  • A. Stuart
  • Environmental Science, Geography
    Biological reviews of the Cambridge Philosophical Society
  • 1991
Although a global phenomenon, late Pleistocene extinctions were most severe in North America, South America and Australia, and moderate in northern Eurasia (Europe plus Soviet Asia), in Africa, where nearly all of the late Pleistsocene ‘megafauna’ survives to the present day, losses were slight.
The evolution of the giant deer, Megaloceros giganteus (Blumenbach)
  • A. Lister
  • Environmental Science, Geography
  • 1994
A biometric study of variation and evolution in the giant deer through its history is reported, finding thickened skull and mandibular bones are constant throughout the species' history.
Holocene dwarf mammoths from Wrangel Island in the Siberian Arctic
The dwarfing of the Wrangel mammoths is interpreted as a result of the insularity effect, combined with a response to the general trend towards unfavourable environment in the Holocene.
Sea-levels and the evolution of island endemics: the dwarf red deer of Jersey
  • A. Lister
  • Environmental Science, Geography
    Geological Society, London, Special Publications
  • 1995
Abstract The dwarfing of red deer on Jersey in the Last Interglacial allows a detailed investigation of the ‘island dwarfing’ phenomenon. Uniquely, the island furnishes normalsized deer in stratified
Quaternary extinctions : a prehistoric revolution
What caused the extinction of so many animals at or near the end of the Pleistocene?

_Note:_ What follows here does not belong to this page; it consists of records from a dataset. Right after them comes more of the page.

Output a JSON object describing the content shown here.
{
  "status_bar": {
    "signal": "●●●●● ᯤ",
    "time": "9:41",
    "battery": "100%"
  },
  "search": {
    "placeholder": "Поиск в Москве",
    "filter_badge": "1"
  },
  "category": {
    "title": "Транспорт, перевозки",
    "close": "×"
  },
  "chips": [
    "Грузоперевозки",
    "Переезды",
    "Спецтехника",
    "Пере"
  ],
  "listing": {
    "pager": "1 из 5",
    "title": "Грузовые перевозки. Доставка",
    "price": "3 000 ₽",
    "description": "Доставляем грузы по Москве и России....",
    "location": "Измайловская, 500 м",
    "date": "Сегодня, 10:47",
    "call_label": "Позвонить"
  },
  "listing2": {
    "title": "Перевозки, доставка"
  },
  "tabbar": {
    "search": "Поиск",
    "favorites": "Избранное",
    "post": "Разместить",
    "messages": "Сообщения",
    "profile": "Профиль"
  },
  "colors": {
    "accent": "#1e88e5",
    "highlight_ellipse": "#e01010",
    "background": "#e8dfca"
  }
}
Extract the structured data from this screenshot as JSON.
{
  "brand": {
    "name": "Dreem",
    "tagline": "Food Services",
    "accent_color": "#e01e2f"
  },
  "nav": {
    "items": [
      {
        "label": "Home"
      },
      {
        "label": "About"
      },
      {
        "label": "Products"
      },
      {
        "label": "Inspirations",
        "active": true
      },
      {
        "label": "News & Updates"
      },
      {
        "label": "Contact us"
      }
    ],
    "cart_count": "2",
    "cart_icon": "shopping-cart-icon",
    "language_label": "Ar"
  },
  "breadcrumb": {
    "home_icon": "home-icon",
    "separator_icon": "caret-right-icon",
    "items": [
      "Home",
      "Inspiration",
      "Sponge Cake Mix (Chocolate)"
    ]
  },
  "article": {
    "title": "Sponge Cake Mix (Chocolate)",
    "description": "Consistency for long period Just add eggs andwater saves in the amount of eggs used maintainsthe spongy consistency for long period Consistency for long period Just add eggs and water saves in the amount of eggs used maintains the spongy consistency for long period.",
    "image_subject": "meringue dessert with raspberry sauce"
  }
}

Was it overkill by human hunters, the result of a major climatic change or was it just a part of some massive
The Late-Weichselian Flora of the Isle of Man.
The last glacial deposits of the Ballaugh-Kirkmichael area in the north-east of the Isle of Man have been investigated by analysis of pollen and macroscopic fossils and by radiocarbon dating.
V.—The “Irish Elk,” Cervus giganteus, in the Isle of Man
In September last the Committee appointed by the British Association to “examine the conditions under which remains of the Irish Elk were found in the Isle of Man” commenced excavating at
Antler growth and extinction of Irish elk
It is suggested that the inability to balance these opposing selection pressures in the face of rapid environmental change contributed to extinction of the Irish elk 10,600 years b.p.
Late Devensian and Holocene shorelines of the British Isles and North Sea from models of glacio-hydro-isostatic rebound
  • K. Lambeck
  • Environmental Science
    Journal of the Geological Society
  • 1995
Sea-level change around the British Isles since the time of the last glacial maximum is largely due to of the crustal rebound from the glacial unloading of northern Britain and the concomitant
  • S. Gould
  • History
    Evolution; international journal of organic evolution
  • 1974
Almost all the fine specimens that adorn museums and homes throughout the world are from Ireland, and there is scarcely a textbook in evolutionary biology that does not illustrate some important principle with a well chosen pair of antlers.